Based on the foregoing, the trial court’s order is AFFIRMED as to the council members and REVERSED as to the remaining respondents.
HUFF, J., and CURETON, A.J., concur.
 In Todd v. S.C.Farm Bureau, 287 S.C. 190, 336 S.E.2d 472 (1985), the Supreme Court reversed that decision, reasoning that the Court had replaced the jury’s findings of facts with its own. Having found “some competent evidence on which the jury could return a verdict for Todd” (Equifax was the party that identified Todd as “leaking information,” had administered a “voice stress” test, and was slated to conduct a polygraph), the Supreme Court reinstated the jury’s award against Equifax.
 Angus had been employed for about three years at the time and had received excellent evaluations.
 Even in cases involving the former employer, South Carolina courts and others have placed some limitations on the power to terminate at-will employees.
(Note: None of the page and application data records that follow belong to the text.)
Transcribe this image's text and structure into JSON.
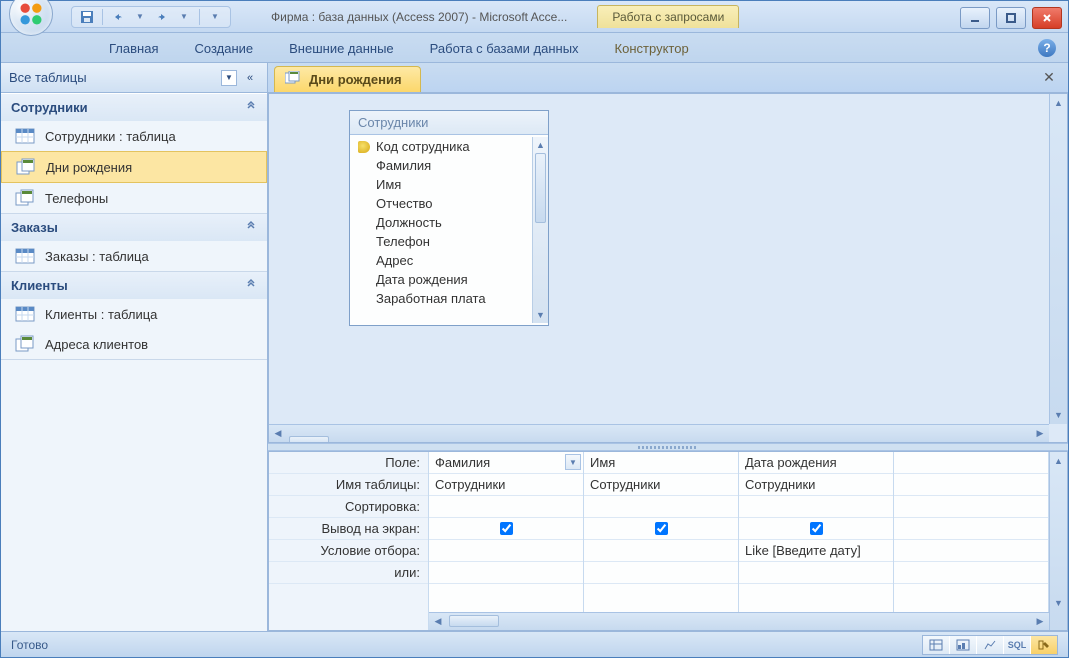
{
  "titlebar": {
    "title": "Фирма : база данных (Access 2007)  -  Microsoft Acce...",
    "context_tab": "Работа с запросами"
  },
  "ribbon": {
    "tabs": [
      "Главная",
      "Создание",
      "Внешние данные",
      "Работа с базами данных",
      "Конструктор"
    ]
  },
  "navpane": {
    "header": "Все таблицы",
    "groups": [
      {
        "title": "Сотрудники",
        "items": [
          {
            "label": "Сотрудники : таблица",
            "type": "table"
          },
          {
            "label": "Дни рождения",
            "type": "query",
            "selected": true
          },
          {
            "label": "Телефоны",
            "type": "query"
          }
        ]
      },
      {
        "title": "Заказы",
        "items": [
          {
            "label": "Заказы : таблица",
            "type": "table"
          }
        ]
      },
      {
        "title": "Клиенты",
        "items": [
          {
            "label": "Клиенты : таблица",
            "type": "table"
          },
          {
            "label": "Адреса клиентов",
            "type": "query"
          }
        ]
      }
    ]
  },
  "doc": {
    "tab_label": "Дни рождения",
    "table_box": {
      "title": "Сотрудники",
      "fields": [
        "Код сотрудника",
        "Фамилия",
        "Имя",
        "Отчество",
        "Должность",
        "Телефон",
        "Адрес",
        "Дата рождения",
        "Заработная плата"
      ],
      "key_field_index": 0
    },
    "grid": {
      "row_labels": [
        "Поле:",
        "Имя таблицы:",
        "Сортировка:",
        "Вывод на экран:",
        "Условие отбора:",
        "или:"
      ],
      "columns": [
        {
          "field": "Фамилия",
          "table": "Сотрудники",
          "sort": "",
          "show": true,
          "criteria": "",
          "or": "",
          "has_dd": true
        },
        {
          "field": "Имя",
          "table": "Сотрудники",
          "sort": "",
          "show": true,
          "criteria": "",
          "or": ""
        },
        {
          "field": "Дата рождения",
          "table": "Сотрудники",
          "sort": "",
          "show": true,
          "criteria": "Like [Введите дату]",
          "or": ""
        }
      ]
    }
  },
  "statusbar": {
    "text": "Готово",
    "sql_label": "SQL"
  }
}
See e.g. Ludwick v. Minute of Carolina, Inc., 287 S.C. 219, 225, 337 S.E.2d 213, 216 (1985) (recognizing a public policy exception to the doctrine of at-will employment, reasoning that “[w]here the retaliatory discharge of an at-will employee constitutes violation of a clear mandate of public policy, a cause of action in tort for wrongful discharge arises); Bd. of County Commrs. v. Umbehr, 518 U.S. 668, 685 (1996) (holding that the First Amendment protects independent contractors from termination or prevention of automatic renewal of at-will government contracts in retaliation for their exercise of freedom of speech); Haddle v. Garrison, 525 U.S. 121, 126 (1998) (holding that a fired at-will employee did suffer an “injury in his person or property” within the meaning of §1985(2), reasoning that common law had long offered a remedy for such losses).